- Four side doors and a one-piece hatch at the rear: yes, the Odyssey has two doors on each side and the window in each of them opens up. Back seat riders can get their own measure of fresh air.
- Versatile back seats: For the second row of seats, buyers had a choice of a 50/50 split bench or captain’s chairs in the second row. Either half of that bench (or both halves) can be folded up neatly behind the front buckets, with a gas strut under each cushion providing most of the muscle. The captain’s chairs unlatch and lift out.
As for the third row bench, with the twist of a couple of rotary knobs it flips forward and flat, then backward and down beneath the floor for a completely flat cargo space.
And for those in the back, theatre-type floor tiering that sees the floor gradually rise three inches from the first row of seats to the third at the rear improves visibility and helps those who might suffer from carsickness.
- Creature comforts: As you would expect, there are supportive seats, a sensible instrument cluster and easy-to-use controls. Cupholders and storage bins are seemingly everywhere. As for interior space, only the very biggest people will say their style is cramped in the Odyssey. And noise? Sleek styling and lots of sound insulation combine for a library-like ride.
Honda sold only a limited number of Odysseys, so used buyers won’t have a lot of choice. But their reliability has been as strong as the Accord’s, meaning even older ones should have some useful life left in them.
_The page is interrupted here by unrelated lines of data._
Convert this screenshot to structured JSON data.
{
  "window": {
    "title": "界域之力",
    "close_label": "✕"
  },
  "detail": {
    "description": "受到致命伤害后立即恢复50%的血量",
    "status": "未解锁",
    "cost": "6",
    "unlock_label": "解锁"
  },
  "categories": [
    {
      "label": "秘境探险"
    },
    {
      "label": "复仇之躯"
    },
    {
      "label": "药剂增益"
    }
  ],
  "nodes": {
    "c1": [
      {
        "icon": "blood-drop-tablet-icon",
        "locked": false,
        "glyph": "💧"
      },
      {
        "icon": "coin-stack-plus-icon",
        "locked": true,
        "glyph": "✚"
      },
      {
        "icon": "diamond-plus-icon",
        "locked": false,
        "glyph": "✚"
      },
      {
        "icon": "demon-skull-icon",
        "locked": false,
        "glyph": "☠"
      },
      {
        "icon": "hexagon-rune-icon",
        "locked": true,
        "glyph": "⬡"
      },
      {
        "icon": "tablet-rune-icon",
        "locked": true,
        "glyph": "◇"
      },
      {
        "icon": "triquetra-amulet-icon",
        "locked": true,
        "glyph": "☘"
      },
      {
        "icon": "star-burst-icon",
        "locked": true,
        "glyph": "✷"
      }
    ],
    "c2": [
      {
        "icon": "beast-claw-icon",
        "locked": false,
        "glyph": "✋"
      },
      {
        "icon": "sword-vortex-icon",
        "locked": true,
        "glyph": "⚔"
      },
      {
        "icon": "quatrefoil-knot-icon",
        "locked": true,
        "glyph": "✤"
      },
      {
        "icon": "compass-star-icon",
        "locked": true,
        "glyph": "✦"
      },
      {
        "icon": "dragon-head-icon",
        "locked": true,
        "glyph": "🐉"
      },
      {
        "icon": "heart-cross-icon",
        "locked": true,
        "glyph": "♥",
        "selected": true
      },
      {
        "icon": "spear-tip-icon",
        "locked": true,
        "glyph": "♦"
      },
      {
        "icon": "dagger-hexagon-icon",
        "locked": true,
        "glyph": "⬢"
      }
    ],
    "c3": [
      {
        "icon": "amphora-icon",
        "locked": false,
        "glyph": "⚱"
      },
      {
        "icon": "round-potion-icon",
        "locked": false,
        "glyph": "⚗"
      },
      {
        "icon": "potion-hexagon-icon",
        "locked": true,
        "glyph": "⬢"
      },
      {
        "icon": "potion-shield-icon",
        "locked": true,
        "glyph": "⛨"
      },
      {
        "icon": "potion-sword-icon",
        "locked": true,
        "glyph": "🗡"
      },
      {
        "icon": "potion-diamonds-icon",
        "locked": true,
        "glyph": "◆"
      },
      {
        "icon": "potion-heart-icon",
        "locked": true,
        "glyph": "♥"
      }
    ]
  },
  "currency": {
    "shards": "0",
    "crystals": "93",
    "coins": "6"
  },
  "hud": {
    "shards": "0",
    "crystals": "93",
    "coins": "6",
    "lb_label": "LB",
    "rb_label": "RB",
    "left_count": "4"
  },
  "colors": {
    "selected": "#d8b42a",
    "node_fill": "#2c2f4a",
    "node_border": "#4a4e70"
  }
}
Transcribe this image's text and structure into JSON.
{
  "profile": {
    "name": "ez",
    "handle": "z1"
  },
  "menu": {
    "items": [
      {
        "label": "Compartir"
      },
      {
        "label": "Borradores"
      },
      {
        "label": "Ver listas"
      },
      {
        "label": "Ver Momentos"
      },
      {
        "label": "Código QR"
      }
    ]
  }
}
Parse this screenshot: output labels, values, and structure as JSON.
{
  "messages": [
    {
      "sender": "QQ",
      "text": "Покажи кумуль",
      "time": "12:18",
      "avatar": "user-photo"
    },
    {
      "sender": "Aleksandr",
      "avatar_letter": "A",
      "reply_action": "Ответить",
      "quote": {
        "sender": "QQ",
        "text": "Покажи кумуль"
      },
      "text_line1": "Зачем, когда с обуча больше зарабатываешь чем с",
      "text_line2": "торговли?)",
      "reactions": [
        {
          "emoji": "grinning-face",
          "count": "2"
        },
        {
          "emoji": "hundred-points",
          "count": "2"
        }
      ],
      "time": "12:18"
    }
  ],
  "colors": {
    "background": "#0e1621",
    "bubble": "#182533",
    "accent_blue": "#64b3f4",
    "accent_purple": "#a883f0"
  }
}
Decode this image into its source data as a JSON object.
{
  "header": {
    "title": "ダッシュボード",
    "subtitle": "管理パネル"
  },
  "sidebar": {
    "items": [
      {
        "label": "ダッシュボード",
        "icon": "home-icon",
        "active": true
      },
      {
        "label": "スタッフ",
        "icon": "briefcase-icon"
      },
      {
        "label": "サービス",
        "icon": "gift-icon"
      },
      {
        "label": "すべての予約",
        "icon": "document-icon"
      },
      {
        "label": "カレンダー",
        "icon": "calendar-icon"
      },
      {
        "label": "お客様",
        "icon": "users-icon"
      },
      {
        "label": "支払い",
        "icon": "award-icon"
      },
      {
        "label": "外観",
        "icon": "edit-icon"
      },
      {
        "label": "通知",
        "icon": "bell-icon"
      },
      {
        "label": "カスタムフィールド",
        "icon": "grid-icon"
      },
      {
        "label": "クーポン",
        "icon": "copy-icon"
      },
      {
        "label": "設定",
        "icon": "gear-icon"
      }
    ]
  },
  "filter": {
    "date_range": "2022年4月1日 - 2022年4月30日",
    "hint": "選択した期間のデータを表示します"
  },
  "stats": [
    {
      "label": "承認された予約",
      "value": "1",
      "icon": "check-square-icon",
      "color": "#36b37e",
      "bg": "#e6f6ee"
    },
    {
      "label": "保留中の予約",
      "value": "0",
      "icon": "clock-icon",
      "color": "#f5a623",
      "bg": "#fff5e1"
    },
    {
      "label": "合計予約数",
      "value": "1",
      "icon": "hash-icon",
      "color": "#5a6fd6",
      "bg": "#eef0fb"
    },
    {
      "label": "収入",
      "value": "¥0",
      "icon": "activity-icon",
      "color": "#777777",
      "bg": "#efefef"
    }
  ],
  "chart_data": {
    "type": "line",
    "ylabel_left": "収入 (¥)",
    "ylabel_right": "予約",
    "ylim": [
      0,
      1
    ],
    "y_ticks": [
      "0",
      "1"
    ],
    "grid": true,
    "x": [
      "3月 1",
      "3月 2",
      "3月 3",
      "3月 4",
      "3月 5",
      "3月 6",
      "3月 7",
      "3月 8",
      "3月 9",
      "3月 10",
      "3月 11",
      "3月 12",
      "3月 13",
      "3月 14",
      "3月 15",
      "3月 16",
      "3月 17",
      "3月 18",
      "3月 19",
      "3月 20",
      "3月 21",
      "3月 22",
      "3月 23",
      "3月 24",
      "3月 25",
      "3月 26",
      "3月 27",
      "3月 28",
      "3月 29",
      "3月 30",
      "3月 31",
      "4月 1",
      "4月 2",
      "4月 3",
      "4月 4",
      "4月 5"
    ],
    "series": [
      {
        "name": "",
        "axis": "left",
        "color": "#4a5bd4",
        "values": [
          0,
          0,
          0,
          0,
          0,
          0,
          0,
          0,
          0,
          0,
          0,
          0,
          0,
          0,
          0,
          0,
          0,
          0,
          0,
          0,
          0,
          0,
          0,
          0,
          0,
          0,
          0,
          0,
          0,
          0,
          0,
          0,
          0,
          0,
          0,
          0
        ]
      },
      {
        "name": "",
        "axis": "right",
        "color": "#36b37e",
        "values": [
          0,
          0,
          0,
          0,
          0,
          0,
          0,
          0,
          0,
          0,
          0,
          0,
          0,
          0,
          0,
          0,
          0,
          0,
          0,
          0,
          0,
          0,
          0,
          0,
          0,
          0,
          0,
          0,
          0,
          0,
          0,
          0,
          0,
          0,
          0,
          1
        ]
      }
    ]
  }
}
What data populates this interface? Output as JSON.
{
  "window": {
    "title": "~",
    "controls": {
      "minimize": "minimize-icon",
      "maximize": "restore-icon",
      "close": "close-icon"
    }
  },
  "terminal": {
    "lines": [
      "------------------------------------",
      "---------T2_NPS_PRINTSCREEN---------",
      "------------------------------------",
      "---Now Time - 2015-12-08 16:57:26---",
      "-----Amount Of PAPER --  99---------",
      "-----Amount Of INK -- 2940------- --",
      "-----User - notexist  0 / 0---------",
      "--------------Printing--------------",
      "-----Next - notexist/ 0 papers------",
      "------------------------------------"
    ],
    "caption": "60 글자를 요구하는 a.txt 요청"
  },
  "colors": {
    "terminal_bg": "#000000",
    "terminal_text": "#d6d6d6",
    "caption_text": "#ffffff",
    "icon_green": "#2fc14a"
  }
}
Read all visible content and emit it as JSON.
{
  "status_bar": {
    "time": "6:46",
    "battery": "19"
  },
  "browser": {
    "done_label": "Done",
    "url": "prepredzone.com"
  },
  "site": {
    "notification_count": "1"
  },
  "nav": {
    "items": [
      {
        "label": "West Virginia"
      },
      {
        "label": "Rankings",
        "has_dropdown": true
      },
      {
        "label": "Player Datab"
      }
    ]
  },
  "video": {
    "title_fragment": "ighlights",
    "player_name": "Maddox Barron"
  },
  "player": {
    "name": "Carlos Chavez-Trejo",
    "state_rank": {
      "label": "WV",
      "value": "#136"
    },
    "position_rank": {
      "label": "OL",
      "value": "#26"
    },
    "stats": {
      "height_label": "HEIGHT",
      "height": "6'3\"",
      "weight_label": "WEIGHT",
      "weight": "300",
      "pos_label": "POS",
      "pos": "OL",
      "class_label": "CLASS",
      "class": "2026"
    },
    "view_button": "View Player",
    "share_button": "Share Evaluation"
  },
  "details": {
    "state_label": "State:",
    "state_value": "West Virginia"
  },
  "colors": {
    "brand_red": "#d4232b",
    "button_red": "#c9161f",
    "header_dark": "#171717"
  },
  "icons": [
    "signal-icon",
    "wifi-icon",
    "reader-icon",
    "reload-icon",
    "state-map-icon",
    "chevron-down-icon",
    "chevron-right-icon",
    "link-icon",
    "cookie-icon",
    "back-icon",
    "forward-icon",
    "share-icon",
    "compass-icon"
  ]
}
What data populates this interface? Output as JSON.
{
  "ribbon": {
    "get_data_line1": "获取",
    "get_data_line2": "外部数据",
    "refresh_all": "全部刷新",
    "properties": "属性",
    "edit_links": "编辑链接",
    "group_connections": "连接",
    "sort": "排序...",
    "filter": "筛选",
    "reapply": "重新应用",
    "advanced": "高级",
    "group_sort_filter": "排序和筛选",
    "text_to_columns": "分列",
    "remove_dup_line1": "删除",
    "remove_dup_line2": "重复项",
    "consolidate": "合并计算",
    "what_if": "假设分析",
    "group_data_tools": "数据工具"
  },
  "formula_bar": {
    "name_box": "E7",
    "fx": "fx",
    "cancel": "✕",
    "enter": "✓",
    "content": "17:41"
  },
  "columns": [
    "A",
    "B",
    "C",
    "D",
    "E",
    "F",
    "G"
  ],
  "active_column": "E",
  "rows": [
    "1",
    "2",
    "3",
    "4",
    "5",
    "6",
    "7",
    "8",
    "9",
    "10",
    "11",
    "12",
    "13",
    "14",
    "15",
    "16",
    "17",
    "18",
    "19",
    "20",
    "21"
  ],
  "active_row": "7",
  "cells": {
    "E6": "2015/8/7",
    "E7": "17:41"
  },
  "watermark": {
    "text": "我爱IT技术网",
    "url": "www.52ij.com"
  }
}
Used vehicle prices vary depending on factors such as general condition, odometer reading, usage history and options fitted. Always have a used vehicle checked by an experienced auto technician before you buy.